Comedian Richard Pryor was a part of my growing up. And it wasn’t just because he was popular during my teen years, with movies like Silver Streak, Stir Crazy and Bingo Long Traveling All-Stars, or for his stand-up routine albums like Richard Pryor: Live on Sunset Strip and Is It Something I Said?.
I owe a lot of my love of comedy to my Dad, who in another life would have been a stand-up comic himself. My father, with the Jewfro he sported back then, held court at the dinner table with my Mother, my two sisters, and me. There he’d recite and act out, line-for-line, scenes from Stir Crazy–playing both the Richard Pryor and Gene Wilder parts. Lines from Richard Pryor movies and his stand-up routines were recited just as much as lines from movies like Woody Allen’s Take The Money and Run, and Mel Brooks’, Blazing Saddles, which Richard Pryor actually co-wrote the script for.
Pryor took a no-holds barred look at race and race relations. We let him do it because he showed us his vulnerability, too. I like this quote, reportedly by Bill Cosby, about Pryor’s work: “Richard Pryor drew the line between comedy and tragedy as thin as one could possibly paint it.”

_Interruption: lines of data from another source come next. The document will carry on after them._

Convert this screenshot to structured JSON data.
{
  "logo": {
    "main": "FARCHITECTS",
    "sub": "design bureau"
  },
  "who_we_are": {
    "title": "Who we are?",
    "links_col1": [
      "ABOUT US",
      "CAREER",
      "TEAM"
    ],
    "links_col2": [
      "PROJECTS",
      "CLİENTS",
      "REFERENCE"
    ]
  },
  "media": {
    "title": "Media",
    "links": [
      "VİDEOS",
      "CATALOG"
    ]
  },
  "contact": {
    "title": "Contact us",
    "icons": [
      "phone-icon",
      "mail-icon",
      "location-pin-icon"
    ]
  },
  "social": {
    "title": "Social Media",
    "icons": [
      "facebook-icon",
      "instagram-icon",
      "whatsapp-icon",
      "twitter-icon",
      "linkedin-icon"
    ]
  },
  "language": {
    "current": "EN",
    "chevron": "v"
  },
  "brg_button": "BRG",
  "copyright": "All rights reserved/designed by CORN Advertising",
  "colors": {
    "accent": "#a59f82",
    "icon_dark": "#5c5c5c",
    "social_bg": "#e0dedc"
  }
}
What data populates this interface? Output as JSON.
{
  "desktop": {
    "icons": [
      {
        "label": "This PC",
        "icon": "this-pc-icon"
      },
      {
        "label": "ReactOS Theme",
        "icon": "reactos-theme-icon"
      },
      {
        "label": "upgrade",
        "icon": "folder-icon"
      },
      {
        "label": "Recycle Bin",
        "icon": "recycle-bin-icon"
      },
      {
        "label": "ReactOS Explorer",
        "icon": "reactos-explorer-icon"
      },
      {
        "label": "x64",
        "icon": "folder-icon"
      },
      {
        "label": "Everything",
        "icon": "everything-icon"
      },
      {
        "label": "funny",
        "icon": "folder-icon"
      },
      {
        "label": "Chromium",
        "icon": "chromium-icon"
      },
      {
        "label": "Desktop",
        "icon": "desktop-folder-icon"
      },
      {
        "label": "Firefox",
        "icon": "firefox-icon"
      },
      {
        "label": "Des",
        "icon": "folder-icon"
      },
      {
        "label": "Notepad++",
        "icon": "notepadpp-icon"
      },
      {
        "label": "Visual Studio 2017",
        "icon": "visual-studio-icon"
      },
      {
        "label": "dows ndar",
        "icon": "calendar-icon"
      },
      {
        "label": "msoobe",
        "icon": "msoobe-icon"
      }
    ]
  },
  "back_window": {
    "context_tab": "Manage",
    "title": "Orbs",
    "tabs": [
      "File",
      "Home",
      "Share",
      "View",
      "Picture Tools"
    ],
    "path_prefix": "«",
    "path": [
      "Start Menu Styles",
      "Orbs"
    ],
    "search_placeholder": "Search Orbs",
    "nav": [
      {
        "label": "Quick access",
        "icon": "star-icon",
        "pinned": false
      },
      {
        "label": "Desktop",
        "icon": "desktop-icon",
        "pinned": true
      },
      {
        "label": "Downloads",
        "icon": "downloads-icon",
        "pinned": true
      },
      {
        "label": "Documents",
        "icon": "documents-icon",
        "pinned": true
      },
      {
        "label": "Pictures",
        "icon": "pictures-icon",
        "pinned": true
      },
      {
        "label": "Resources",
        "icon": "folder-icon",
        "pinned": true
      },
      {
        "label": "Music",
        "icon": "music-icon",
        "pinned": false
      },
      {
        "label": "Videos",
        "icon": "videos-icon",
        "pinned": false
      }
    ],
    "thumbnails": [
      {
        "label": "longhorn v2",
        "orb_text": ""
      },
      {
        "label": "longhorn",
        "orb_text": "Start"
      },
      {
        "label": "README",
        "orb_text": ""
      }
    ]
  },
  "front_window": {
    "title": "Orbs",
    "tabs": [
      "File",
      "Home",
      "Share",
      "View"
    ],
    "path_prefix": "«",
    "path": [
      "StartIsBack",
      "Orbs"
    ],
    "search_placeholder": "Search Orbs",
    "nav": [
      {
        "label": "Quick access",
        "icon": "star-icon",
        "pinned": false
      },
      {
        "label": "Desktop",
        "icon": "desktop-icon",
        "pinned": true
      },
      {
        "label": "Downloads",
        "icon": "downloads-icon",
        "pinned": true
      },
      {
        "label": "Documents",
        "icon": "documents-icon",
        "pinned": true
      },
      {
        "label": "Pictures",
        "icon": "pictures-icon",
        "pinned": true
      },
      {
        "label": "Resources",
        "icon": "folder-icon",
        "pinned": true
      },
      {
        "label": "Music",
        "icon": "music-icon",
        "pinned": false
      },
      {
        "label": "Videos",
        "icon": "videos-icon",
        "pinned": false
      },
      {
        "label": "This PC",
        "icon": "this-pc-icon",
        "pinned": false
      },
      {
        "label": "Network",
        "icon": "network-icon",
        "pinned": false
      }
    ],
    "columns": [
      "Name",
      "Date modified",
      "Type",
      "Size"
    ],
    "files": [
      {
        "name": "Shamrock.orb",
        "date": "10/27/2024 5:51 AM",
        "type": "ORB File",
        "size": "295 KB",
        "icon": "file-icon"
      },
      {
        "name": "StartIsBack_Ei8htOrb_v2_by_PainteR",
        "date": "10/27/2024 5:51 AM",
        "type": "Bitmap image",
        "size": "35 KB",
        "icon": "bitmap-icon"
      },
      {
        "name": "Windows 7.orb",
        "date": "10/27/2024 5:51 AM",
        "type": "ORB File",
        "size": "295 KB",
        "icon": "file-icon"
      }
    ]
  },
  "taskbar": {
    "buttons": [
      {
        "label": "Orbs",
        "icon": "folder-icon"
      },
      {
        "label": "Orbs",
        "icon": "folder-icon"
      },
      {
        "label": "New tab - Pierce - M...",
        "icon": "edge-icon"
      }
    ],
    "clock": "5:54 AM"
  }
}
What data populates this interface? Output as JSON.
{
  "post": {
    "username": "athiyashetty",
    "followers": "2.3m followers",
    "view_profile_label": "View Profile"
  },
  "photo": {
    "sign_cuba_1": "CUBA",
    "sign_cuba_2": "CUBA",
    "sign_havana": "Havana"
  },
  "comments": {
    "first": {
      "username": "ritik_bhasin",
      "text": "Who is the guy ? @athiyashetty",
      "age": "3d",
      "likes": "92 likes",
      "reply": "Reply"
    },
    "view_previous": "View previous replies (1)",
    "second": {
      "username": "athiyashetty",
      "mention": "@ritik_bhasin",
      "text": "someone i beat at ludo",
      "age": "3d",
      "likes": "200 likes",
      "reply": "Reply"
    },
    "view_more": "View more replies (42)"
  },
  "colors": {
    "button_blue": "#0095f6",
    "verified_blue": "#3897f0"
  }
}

My friend Jason posted this video of Richard Pryor in concert on Facebook just the other day, with the comment, “No one makes fun of white people better than Richard Pryor.” Indeed, he did a good job at that. And it was through his honest look at all of us, that we could take an honest look at ourselves, and somehow,…keep on laughing.
Enjoy the master at work.